Aung San Suu Kyi, Burma's "woman of destiny" and one of the most admired voices for freedom in the world today, comes alive through this brilliant rendering of Burma's tumultuous history.
Award-winning journalist and former State Department speechwriter Rena Pederson brings to light fresh details about the charismatic Nobel Peace Prize winner Aung San Suu Kyi: the inspiration for Burma's (now Myanmar) first steps towards democracy. Suu Kyi's party will be a major contender in the 2015 elections, a revolutionary breakthrough after years of military dictatorship. Using exclusive interviews with Suu Kyi since her release from 15 years of house arrest, as well as recently disclosed diplomatic cables, Pederson uncovers new facets to Suu Kyi's extraordinary story.
The Burma Spring also reveals the extraordinary steps taken by First Lady Laura Bush to help Suu Kyi, as well as how former Secretary of State Hillary Clinton injected new momentum into Burma's democratic rebirth. Pederson provides a never-before-seen view of the harrowing hardships the people of Burma have endured and the fiery political atmosphere in which Suu Kyi has fought a life-and-death struggle for liberty in this fascinating part of the world.
This book discusses the modern history of Burma - from the British occupation, the deal made with the Japanese in WWII, Aung San's father's rise to power, his death and how Aung San became the voice of the Burmese people.

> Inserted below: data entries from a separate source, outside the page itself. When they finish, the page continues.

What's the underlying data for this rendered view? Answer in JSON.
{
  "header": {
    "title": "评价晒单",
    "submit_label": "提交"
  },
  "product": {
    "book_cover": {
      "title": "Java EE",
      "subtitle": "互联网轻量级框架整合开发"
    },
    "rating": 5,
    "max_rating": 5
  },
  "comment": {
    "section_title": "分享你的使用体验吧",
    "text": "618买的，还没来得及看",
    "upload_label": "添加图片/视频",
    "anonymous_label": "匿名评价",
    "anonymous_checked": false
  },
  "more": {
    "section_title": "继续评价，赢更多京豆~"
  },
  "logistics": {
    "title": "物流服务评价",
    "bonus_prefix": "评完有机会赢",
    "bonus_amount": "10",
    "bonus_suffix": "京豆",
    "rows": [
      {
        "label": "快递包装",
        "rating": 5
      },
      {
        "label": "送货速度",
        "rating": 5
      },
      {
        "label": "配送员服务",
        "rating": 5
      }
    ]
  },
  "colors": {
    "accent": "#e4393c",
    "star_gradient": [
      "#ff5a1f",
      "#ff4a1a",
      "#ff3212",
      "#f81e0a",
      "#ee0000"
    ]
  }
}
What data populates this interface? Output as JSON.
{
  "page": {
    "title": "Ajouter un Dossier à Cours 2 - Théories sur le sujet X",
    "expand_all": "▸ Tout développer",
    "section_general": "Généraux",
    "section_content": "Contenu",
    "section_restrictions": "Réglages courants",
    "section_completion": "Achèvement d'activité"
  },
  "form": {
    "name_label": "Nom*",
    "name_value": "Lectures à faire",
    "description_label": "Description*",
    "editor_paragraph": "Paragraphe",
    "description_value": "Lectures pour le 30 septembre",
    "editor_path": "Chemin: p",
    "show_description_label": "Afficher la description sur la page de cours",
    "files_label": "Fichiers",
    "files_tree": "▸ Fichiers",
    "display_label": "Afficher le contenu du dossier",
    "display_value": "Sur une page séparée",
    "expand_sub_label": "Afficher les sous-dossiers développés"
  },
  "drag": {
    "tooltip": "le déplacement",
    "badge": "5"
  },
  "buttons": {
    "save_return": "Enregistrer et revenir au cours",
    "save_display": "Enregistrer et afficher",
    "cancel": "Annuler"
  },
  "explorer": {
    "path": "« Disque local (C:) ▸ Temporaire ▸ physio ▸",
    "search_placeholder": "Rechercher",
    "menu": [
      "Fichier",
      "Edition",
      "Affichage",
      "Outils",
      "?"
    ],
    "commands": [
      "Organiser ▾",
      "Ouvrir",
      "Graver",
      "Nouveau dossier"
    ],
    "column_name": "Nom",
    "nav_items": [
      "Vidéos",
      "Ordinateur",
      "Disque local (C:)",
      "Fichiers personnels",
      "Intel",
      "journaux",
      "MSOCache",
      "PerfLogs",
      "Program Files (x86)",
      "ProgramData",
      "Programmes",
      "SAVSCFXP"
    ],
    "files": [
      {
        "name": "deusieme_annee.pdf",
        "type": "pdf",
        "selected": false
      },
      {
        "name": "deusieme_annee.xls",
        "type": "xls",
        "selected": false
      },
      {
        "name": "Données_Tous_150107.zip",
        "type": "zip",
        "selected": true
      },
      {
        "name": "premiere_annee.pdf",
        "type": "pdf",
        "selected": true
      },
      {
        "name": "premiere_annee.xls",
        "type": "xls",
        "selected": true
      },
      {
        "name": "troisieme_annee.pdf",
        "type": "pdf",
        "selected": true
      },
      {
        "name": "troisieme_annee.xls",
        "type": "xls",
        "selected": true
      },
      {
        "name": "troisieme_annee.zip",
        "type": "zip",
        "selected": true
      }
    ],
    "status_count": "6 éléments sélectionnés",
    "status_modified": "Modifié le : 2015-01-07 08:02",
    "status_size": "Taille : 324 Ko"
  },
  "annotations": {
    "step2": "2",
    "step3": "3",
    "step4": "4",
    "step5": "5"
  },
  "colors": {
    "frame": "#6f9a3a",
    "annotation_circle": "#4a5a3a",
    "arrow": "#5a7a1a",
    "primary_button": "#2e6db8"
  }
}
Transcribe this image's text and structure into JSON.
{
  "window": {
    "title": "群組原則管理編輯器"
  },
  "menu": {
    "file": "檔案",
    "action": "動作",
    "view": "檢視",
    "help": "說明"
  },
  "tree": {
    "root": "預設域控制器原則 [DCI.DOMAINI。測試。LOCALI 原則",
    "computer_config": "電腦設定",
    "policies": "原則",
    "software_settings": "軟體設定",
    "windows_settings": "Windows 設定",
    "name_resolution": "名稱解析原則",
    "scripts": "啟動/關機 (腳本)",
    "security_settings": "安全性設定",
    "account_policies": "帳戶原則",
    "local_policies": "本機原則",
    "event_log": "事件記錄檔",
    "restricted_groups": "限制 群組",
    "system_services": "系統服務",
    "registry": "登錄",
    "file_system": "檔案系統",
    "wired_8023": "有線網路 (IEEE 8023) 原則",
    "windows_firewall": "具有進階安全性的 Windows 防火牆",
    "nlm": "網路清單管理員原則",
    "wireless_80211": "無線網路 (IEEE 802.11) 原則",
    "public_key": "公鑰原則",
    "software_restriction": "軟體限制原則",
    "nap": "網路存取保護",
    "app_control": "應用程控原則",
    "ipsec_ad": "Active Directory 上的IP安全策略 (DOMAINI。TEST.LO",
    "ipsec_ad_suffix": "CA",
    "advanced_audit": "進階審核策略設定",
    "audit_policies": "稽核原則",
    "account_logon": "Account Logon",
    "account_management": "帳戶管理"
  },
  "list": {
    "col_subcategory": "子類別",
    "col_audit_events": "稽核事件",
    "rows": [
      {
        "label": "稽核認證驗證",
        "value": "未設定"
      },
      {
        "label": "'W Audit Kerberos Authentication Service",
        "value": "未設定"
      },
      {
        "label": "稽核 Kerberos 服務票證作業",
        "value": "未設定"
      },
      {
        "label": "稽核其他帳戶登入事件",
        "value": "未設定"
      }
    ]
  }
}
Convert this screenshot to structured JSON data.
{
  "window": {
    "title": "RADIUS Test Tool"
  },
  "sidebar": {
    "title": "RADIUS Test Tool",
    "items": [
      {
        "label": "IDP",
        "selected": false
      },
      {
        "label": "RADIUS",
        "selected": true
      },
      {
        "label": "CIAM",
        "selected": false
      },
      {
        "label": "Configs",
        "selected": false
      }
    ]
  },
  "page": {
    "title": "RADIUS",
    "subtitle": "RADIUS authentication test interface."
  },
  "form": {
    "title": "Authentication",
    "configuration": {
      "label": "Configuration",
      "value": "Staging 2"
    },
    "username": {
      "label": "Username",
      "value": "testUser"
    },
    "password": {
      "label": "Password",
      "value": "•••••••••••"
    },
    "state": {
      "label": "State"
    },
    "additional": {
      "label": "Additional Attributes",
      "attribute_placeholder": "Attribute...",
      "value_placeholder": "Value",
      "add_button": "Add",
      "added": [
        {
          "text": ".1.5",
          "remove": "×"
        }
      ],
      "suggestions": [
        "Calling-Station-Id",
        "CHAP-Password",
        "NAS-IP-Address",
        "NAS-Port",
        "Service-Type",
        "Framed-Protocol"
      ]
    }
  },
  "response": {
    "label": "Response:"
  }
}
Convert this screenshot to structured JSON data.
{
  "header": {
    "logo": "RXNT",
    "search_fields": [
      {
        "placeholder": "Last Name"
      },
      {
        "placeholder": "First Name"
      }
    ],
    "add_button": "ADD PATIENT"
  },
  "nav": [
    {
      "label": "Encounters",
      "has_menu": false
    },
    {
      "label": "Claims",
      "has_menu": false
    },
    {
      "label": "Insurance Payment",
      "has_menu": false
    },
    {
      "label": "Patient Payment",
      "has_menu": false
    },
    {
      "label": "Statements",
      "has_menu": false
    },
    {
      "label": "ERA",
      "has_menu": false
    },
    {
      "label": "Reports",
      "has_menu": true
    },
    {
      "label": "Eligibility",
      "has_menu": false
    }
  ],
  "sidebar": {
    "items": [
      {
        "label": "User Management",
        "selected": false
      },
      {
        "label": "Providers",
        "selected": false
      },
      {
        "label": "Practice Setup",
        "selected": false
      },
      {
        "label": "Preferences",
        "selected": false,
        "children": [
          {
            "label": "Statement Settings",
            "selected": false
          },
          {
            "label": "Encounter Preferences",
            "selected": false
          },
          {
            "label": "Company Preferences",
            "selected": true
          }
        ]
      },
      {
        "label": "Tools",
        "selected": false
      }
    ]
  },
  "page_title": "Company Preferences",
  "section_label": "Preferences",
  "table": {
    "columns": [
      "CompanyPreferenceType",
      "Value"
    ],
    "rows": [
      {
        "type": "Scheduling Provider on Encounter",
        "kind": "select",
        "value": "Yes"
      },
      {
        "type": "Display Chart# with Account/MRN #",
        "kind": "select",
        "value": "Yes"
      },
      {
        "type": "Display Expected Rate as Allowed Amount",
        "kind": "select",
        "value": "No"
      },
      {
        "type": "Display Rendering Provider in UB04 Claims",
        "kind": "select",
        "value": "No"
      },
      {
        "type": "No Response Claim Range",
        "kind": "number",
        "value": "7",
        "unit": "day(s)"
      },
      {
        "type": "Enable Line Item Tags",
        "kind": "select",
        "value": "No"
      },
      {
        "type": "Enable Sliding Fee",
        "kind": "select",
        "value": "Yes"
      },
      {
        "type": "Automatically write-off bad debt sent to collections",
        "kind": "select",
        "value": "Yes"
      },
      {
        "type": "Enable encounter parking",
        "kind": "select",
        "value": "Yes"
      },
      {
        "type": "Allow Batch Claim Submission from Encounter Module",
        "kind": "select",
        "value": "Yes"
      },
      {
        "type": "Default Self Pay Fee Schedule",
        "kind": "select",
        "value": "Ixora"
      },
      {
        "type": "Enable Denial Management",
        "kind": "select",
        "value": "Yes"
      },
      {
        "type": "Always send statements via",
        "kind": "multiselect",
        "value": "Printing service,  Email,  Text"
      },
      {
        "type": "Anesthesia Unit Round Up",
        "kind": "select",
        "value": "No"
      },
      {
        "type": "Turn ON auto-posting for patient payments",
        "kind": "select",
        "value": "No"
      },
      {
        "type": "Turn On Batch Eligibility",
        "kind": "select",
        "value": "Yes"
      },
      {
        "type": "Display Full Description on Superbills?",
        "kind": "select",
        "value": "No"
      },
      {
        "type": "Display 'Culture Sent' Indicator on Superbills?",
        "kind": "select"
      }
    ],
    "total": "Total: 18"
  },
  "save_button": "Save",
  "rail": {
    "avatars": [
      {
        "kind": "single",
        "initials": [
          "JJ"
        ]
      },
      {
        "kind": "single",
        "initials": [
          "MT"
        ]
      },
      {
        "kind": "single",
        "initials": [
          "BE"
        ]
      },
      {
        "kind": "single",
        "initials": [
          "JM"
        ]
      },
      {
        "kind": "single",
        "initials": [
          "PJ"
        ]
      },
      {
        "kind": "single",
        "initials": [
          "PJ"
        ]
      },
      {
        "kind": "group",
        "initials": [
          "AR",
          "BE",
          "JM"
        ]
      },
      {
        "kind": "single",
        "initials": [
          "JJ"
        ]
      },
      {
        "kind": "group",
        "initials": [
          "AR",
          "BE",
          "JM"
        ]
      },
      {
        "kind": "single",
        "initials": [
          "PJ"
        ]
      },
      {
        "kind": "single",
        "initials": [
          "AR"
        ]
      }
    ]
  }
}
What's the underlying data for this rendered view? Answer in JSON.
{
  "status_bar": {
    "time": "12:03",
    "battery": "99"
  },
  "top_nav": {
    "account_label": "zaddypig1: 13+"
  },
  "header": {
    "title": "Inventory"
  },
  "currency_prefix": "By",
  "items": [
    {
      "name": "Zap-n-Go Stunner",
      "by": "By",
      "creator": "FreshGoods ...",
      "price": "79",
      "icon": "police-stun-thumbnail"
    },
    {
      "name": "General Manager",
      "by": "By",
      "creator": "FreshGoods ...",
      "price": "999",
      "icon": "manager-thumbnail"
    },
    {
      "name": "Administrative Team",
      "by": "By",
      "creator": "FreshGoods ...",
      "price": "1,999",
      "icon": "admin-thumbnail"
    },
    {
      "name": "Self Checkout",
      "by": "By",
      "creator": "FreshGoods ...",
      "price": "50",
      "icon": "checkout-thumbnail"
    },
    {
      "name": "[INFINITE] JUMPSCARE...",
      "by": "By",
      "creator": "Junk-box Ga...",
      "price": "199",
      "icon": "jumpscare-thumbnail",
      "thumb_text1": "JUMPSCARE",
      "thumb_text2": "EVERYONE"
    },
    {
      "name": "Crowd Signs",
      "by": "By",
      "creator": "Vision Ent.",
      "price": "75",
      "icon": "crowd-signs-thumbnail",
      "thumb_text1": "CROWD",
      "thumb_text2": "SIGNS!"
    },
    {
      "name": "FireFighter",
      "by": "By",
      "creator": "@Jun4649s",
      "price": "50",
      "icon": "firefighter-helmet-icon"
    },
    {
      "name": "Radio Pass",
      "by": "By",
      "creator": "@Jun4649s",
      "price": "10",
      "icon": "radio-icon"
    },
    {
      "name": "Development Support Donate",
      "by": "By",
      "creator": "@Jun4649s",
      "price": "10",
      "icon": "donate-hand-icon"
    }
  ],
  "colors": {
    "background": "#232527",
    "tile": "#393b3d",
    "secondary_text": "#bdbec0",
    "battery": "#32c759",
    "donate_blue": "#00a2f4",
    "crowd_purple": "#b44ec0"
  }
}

The good stuff is in the middle when it discusses the history. The beginning of the book makes Aung San into a saint and sounds like pure propaganda. She didn't have any inner conflict about this role? The book basically makes it sound like her shit doesn't stink. I didn't like the person reading the book. She spoke in a robotic staccato voice, with a fake soft British accent for Aung San. I put the book on 1.5 speed just to get the reader to move more quickly.
I learned a lot from this book and it is especially relevant to current times.
2 of 2 people found this review helpful
Any additional comments?
A well sourced and presented book that gives a clear and substantive view into the world of Burma since its independence in 1948. A great read for anyone interested in Burma and its parallels with world history.
This book focuses on the inspirational life of Aung San Suu Kyi and the often tragic circumstances of the Burmese people.
It is high on human interest, a bit less on information, and there are some very graphic descriptions of torture, rape, and murder. It captures the brutality of Burma.